* **Task objective**
Every line containing the word "glass" must be pulled from the records.

* **Exercise input**
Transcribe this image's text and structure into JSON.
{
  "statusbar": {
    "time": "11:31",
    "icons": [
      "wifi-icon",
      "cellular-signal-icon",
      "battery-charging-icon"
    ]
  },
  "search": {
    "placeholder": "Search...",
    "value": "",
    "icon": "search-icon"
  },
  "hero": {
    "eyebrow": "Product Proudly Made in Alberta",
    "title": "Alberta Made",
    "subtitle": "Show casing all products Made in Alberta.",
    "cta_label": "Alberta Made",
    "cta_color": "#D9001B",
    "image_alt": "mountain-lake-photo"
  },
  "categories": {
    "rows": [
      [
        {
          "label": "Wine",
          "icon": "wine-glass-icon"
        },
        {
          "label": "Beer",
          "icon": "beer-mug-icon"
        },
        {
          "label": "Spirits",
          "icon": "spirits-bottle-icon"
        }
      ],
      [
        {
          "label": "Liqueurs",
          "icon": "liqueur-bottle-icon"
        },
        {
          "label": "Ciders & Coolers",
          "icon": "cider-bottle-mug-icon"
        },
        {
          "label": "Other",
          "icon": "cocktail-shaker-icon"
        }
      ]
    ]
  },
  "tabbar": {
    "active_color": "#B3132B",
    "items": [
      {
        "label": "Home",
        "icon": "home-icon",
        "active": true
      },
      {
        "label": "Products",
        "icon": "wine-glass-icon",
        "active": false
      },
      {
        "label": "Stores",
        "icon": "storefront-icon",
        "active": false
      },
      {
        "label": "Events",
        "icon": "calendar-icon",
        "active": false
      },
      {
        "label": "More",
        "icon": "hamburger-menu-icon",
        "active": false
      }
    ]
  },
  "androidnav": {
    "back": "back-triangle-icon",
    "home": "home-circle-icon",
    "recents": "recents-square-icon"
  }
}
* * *
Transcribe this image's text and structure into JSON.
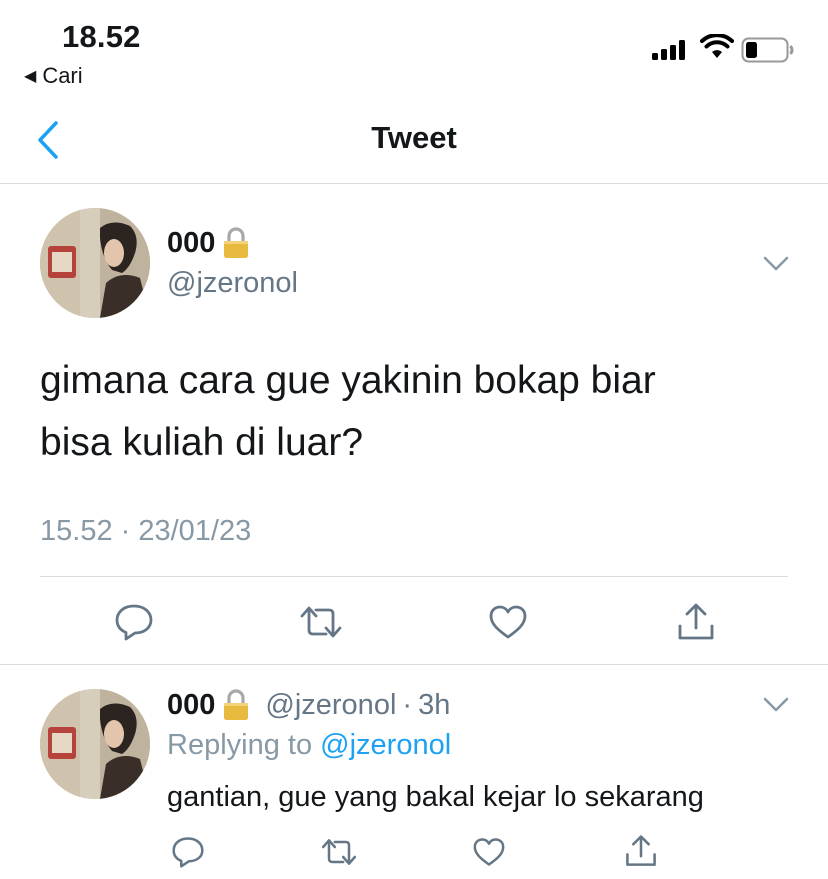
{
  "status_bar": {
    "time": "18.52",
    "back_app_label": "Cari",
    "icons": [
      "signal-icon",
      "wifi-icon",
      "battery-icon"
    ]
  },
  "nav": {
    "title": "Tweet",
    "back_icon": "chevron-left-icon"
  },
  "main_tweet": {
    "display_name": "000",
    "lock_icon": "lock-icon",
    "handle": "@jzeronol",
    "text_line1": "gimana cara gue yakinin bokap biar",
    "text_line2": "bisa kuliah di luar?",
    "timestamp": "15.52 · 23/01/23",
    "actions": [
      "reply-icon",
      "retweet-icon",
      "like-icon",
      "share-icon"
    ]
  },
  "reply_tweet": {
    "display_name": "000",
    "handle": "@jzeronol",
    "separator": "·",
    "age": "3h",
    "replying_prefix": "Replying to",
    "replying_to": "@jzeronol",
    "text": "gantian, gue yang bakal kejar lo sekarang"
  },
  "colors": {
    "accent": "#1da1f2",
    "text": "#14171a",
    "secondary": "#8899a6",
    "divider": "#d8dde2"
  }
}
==
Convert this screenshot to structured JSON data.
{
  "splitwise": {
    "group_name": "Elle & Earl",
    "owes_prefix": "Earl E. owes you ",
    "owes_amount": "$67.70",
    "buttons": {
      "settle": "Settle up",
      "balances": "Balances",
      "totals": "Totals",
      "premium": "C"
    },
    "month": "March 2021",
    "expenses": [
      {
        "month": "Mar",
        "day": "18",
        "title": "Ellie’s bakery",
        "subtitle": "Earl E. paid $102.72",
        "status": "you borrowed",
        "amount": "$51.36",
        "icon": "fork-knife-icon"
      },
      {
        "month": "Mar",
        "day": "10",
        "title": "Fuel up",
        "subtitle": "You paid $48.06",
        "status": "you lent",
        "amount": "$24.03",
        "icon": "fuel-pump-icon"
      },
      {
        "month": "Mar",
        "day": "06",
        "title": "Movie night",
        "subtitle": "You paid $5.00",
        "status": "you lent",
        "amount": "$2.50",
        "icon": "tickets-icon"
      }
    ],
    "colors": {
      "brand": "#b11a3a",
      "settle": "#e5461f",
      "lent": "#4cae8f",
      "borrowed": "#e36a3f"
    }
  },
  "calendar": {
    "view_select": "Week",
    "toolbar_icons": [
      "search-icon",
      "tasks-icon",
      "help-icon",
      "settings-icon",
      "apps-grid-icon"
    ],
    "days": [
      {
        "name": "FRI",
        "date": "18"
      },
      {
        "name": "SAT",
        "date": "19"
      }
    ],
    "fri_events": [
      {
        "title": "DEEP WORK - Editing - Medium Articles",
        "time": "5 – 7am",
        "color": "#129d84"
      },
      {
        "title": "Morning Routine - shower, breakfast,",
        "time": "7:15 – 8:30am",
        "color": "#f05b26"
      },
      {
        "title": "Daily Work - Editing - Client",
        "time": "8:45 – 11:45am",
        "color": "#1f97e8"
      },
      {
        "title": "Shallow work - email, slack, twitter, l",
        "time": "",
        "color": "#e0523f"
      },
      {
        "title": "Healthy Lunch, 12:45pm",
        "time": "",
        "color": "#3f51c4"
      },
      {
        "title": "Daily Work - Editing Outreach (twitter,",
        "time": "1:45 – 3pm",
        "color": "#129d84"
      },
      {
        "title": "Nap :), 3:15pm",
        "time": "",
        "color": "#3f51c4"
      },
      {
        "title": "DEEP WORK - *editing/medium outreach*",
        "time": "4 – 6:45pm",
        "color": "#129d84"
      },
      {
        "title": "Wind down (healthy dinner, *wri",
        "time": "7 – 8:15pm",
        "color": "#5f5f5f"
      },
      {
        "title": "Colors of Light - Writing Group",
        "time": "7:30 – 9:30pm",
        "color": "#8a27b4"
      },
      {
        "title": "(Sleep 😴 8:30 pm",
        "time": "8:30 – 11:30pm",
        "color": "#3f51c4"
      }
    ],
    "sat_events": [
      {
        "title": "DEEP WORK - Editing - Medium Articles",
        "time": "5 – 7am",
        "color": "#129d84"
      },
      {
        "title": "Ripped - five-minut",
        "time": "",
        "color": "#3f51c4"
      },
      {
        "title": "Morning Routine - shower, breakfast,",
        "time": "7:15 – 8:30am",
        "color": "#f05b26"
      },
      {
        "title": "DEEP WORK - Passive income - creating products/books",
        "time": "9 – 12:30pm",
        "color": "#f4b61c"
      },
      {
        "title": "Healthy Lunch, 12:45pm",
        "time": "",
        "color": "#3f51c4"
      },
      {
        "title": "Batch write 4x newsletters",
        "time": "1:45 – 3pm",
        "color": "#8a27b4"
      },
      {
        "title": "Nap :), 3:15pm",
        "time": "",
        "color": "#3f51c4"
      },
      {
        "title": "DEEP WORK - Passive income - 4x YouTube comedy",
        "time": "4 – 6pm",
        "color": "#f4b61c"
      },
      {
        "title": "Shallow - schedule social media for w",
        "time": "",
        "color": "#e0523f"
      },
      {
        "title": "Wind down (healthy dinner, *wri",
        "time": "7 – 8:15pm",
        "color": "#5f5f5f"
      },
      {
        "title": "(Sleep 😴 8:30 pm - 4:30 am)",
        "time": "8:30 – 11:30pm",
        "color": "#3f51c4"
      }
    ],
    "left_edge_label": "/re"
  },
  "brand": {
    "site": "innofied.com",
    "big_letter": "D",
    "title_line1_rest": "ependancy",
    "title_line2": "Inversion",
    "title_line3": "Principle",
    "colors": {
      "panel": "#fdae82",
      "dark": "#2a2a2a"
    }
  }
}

* **Solution to the problem**
          "icon": "wine-glass-icon"
        "icon": "wine-glass-icon",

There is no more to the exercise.